__WORK TO COMPLETE__. For the entries below, how many lines include the word "Konigreichs"? Give the figure and nothing more.

__RECORDS SUPPLIED__.
* * *

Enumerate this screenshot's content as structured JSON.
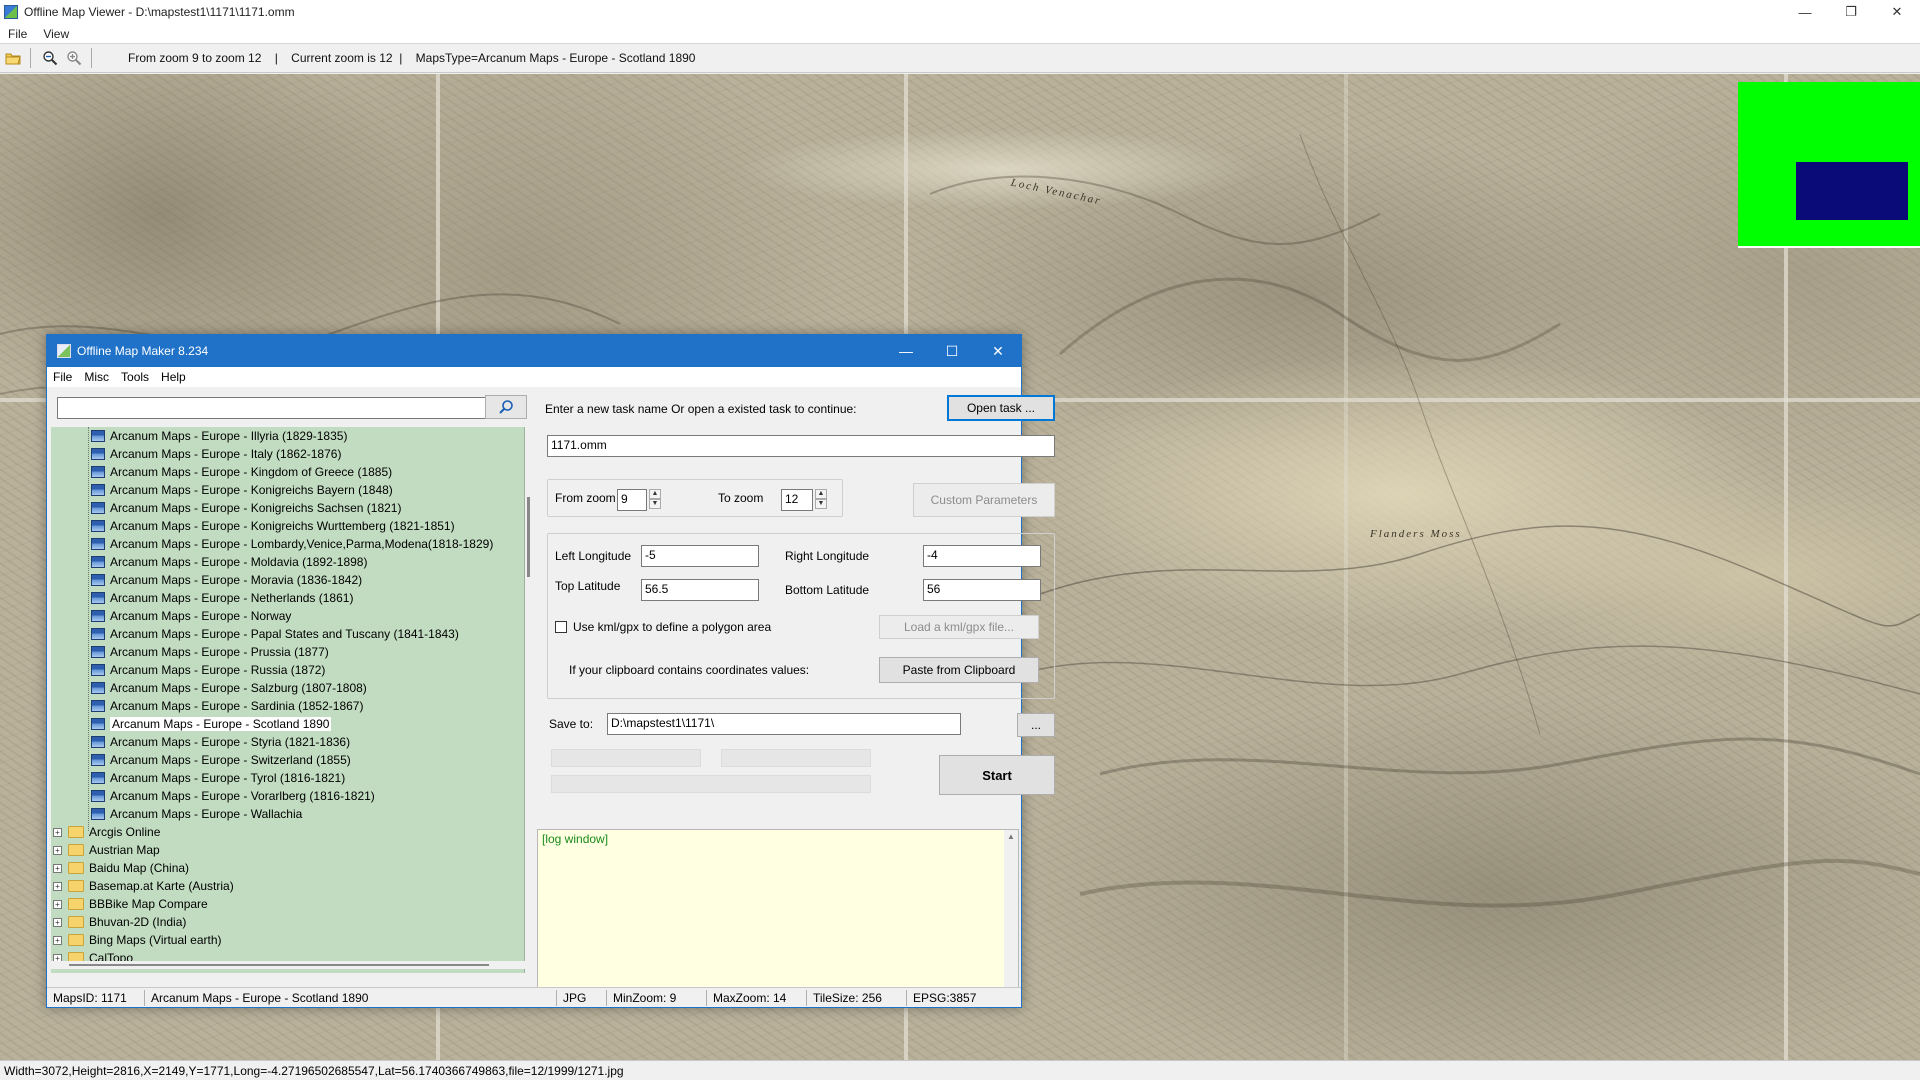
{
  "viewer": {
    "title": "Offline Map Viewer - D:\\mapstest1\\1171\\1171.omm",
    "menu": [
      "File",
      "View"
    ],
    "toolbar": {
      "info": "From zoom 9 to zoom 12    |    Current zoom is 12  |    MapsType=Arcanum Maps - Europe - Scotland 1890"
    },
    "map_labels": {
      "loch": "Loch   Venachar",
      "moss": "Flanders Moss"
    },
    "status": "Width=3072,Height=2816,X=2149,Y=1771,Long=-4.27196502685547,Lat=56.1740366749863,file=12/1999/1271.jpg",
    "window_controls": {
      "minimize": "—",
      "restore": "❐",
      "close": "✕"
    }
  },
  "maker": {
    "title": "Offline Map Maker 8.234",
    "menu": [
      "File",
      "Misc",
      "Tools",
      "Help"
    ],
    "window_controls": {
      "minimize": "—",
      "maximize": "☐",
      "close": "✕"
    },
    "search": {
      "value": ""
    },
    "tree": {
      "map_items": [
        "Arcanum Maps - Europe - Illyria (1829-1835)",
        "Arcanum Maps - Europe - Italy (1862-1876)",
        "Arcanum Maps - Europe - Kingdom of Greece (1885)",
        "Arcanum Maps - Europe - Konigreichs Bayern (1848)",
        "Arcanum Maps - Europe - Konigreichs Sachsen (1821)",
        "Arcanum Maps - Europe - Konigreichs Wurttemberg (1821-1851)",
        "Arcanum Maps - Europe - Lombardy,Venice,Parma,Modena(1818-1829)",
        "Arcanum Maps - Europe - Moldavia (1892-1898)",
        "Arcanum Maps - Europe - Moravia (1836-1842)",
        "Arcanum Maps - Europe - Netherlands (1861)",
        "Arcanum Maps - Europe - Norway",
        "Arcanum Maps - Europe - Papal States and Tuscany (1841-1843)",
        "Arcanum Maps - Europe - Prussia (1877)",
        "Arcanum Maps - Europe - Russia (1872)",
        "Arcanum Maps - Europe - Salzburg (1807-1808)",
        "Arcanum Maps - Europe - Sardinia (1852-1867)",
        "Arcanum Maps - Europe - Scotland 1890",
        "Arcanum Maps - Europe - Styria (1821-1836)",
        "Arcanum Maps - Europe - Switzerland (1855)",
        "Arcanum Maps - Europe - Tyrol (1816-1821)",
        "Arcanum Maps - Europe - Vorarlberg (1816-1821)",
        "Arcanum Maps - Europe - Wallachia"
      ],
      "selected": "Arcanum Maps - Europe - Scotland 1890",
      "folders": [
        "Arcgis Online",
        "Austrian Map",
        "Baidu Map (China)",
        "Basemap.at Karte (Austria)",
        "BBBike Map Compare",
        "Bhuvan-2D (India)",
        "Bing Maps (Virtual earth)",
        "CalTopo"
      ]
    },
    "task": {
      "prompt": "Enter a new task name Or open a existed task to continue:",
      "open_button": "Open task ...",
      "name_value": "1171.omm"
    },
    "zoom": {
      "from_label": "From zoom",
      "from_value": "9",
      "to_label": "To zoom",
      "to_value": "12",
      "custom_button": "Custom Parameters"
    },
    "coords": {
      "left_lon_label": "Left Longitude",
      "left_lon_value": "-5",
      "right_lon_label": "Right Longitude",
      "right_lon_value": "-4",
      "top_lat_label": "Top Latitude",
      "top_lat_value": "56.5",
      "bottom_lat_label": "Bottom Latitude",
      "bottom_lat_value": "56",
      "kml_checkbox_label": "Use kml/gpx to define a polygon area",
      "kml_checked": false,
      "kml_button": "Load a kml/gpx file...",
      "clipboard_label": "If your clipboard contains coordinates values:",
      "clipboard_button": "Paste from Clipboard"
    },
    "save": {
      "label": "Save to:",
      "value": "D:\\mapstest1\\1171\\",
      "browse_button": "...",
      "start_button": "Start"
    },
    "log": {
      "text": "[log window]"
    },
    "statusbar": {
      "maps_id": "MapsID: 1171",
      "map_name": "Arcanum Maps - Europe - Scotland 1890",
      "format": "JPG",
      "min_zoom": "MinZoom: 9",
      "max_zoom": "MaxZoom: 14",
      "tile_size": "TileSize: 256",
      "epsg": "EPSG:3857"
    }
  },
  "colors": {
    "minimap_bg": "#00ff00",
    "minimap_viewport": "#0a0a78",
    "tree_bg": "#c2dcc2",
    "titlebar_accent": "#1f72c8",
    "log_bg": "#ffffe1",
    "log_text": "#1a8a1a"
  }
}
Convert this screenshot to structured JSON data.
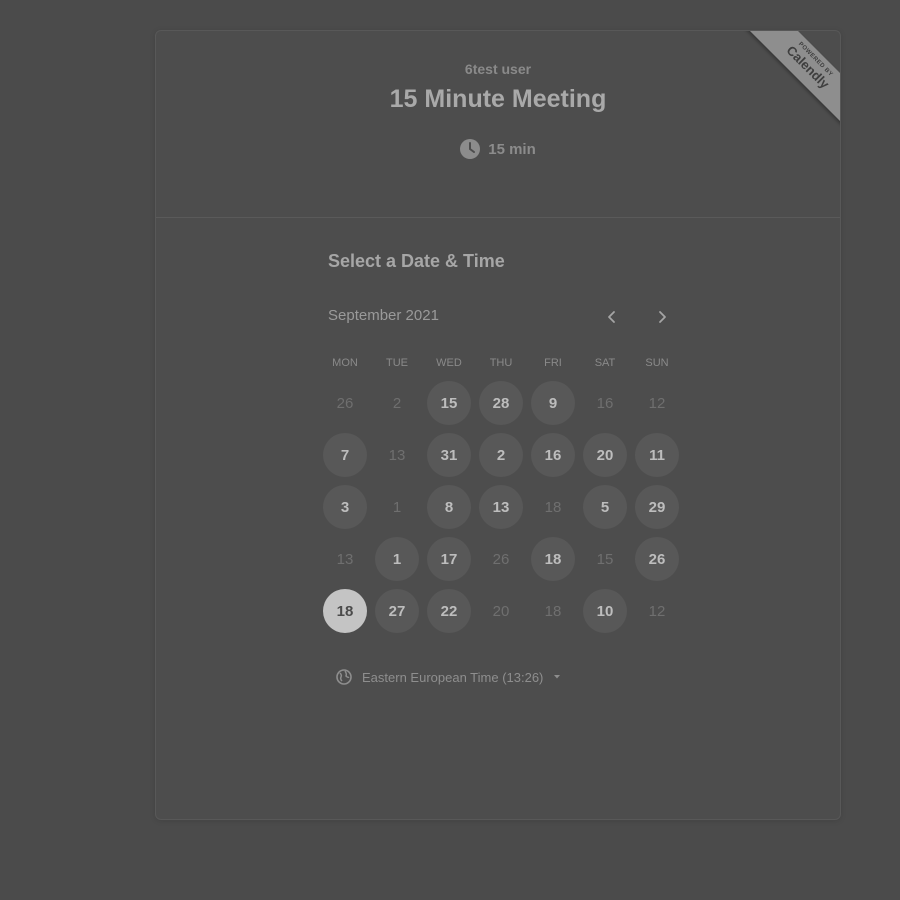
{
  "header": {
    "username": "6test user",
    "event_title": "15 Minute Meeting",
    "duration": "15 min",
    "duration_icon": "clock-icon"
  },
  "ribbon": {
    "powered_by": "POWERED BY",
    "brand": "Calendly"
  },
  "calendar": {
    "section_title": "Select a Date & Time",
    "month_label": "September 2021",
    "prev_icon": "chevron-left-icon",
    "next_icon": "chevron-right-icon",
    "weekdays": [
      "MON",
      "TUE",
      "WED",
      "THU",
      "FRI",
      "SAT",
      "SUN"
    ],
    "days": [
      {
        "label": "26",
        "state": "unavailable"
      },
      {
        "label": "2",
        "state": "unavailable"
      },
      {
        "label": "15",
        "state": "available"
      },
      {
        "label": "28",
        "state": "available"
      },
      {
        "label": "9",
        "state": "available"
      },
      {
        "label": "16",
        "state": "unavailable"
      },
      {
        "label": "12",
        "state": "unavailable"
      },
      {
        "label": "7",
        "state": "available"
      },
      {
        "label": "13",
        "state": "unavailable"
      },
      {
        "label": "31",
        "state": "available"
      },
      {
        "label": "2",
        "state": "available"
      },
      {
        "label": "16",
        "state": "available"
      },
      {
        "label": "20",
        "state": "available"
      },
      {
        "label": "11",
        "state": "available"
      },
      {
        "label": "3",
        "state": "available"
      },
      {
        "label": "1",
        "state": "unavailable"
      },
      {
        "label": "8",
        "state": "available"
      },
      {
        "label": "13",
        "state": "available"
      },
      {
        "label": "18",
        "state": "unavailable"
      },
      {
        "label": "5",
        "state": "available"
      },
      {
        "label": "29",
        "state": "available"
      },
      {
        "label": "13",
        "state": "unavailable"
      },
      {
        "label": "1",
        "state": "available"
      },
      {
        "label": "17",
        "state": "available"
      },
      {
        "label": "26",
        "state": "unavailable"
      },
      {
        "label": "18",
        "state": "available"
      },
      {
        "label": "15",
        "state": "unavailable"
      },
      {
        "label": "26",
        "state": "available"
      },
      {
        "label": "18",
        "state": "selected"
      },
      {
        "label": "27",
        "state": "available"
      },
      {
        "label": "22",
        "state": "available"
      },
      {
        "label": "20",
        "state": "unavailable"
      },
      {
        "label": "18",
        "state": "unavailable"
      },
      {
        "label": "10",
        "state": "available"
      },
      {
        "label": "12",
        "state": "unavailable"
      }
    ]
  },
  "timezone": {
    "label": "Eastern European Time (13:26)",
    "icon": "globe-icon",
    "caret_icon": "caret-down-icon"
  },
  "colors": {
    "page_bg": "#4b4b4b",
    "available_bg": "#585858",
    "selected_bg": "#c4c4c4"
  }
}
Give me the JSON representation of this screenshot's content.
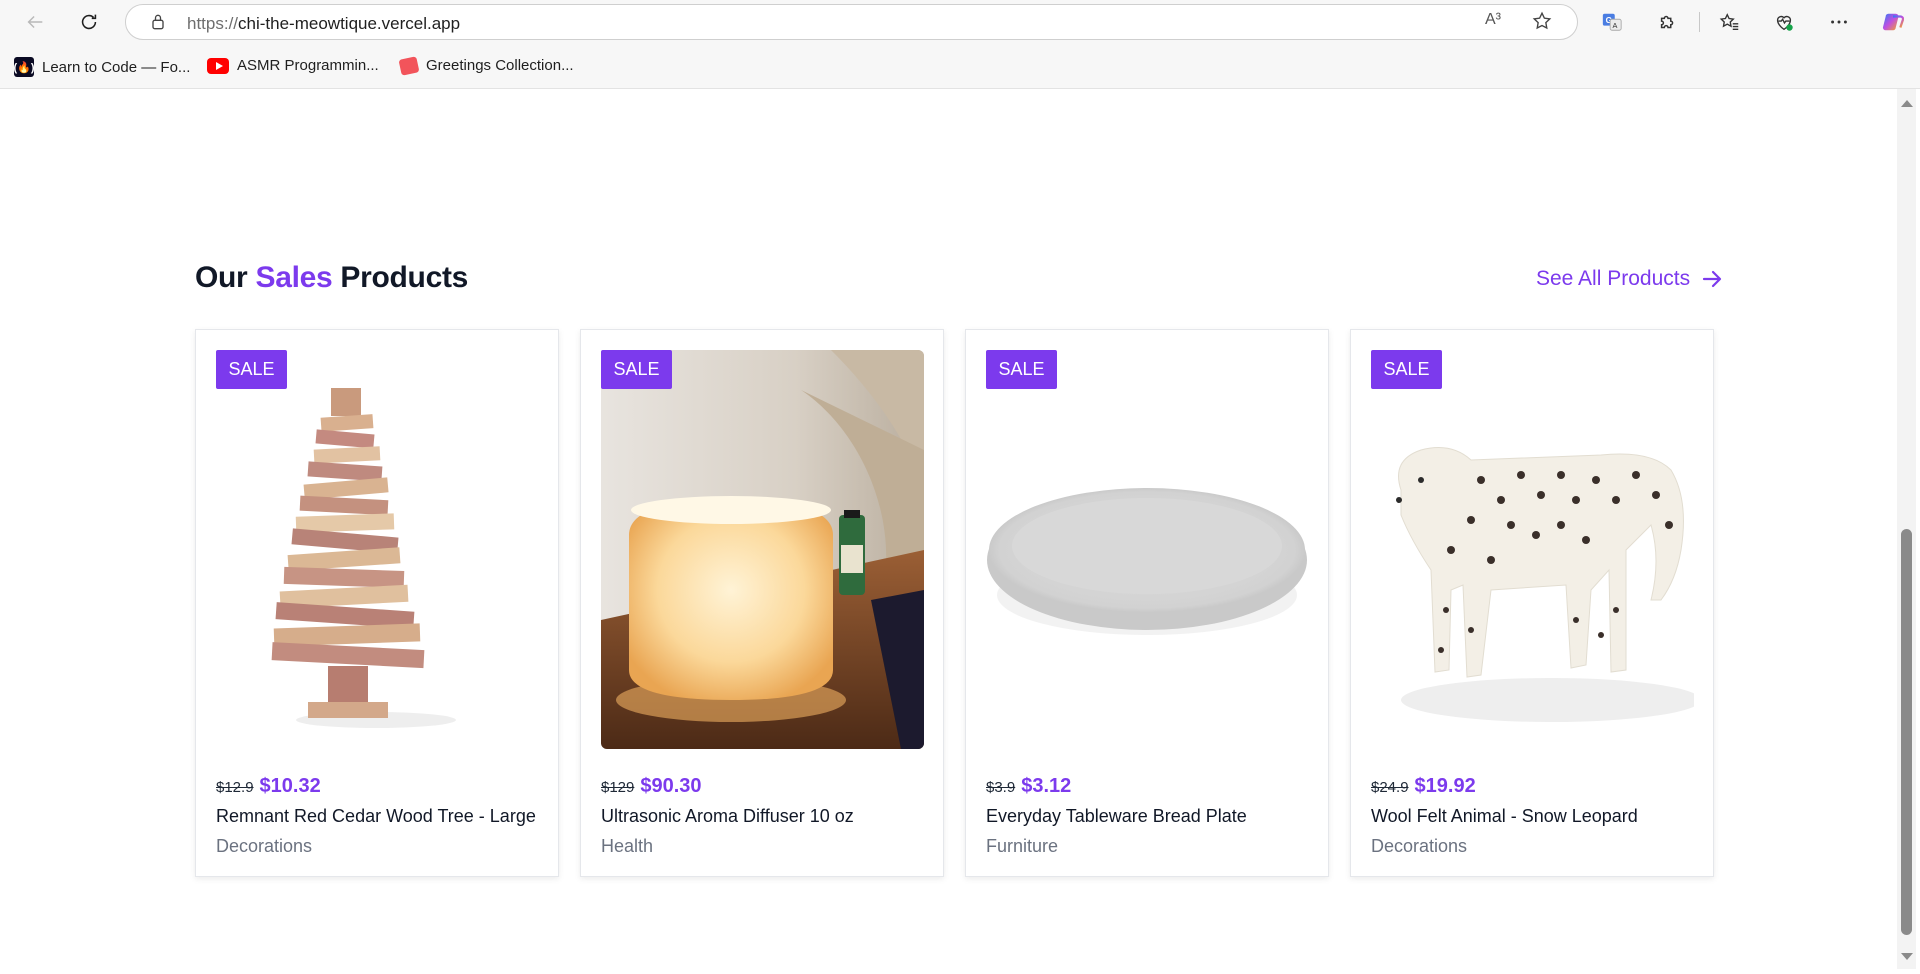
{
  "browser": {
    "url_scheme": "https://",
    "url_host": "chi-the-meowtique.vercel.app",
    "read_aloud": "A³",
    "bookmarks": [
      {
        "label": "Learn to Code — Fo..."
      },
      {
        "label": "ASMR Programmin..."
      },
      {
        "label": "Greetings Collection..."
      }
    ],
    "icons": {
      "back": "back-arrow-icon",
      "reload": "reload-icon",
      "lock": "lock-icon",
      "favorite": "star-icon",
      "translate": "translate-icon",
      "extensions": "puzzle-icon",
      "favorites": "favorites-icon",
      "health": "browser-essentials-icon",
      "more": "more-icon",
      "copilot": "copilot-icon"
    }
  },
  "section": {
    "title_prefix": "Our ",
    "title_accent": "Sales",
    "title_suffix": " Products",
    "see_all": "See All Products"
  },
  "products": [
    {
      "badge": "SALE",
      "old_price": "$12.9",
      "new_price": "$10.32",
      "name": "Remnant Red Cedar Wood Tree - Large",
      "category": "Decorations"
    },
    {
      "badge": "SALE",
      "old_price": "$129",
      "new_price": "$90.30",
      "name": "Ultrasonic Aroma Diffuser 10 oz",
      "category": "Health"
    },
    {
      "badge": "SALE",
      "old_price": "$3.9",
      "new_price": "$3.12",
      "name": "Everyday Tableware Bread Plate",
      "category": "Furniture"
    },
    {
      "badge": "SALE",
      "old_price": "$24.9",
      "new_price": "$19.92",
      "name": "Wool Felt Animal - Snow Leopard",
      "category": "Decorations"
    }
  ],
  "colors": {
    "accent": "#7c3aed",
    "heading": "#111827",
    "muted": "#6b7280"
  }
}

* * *

__SOLUTION FOR THIS PROBLEM__. 3